OceanNETs aims to determine to what extent, and under what conditions, the large-scale deployment of ocean-based negative emission technologies could contribute to realistic and effective pathways for Europe and the world to achieve climate neutrality and the goals established in the Paris Agreement, as well as, to identify and prioritize options with the most potential in regard to CO2 mitigation, environmental impact, risks, co-benefits, technical feasibility, cost effectiveness, and political and societal acceptance.
Mobilizing the ocean for climate mitigation
Humanity cannot limit global warming to 1.5 °C unless much more action is taken. In addition to the primary mitigation measure of reducing emissions to nearly zero, humanity must also actively remove CO2 from the atmosphere. However, understanding of Carbon Dioxide Removal (CDR) or Negative Emissions Technology (NETs) potentials, feasibilities, and risks are limited. Up to now the research focus has mostly been on land-based NETs and much less is known about the ocean-based NETS. The OceanNETs project brings together the expertise needed to answer major open questions concerning the feasibility of using ocean-based NETs for climate stabilization.
Why focus on ocean-based NETs?
The ocean covers over 70% of the Earth’s surface, contains many times the amount of carbon in the atmosphere and terrestrial biosphere, and will be the predominant, largest long-term sink for anthropogenic CO2. These factors suggest that ocean-based NETs should have a large CDR potential.
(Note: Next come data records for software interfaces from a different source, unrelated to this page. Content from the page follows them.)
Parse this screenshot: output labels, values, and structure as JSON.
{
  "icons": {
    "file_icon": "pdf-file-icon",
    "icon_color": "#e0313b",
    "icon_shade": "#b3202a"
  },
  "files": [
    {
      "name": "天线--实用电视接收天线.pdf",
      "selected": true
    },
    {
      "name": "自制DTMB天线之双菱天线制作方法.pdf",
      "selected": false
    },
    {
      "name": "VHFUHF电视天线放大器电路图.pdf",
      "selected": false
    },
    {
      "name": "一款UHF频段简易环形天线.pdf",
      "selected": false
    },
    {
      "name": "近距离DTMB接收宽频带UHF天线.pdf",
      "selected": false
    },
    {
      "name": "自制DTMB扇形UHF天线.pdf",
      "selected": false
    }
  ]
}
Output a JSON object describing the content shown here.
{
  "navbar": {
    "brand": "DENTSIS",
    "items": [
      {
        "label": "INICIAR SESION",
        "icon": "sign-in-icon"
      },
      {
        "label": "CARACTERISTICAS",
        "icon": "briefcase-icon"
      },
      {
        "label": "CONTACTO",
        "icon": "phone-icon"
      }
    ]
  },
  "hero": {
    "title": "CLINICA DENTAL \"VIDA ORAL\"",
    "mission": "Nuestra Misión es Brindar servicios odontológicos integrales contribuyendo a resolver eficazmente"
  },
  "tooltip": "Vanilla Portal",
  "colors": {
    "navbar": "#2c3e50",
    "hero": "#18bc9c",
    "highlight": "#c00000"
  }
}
Research on land-based NETs has suggested that achieving CDR at the scale and timelines suggested by IPCC scenarios that meet the Paris Agreement goals with land-based NETs alone, will be extremely difficult, if not impossible due to their side effects, sustainability related trade-offs (e.g., competition for land use, accelerated loss of biodiversity), limited individual potentials, and/or issues of carbon storage permanence. For many NETs, current policies, international laws, public resistance, a lack of incentives and infrastructure, justice issues, and current costs are also barriers that must be overcome.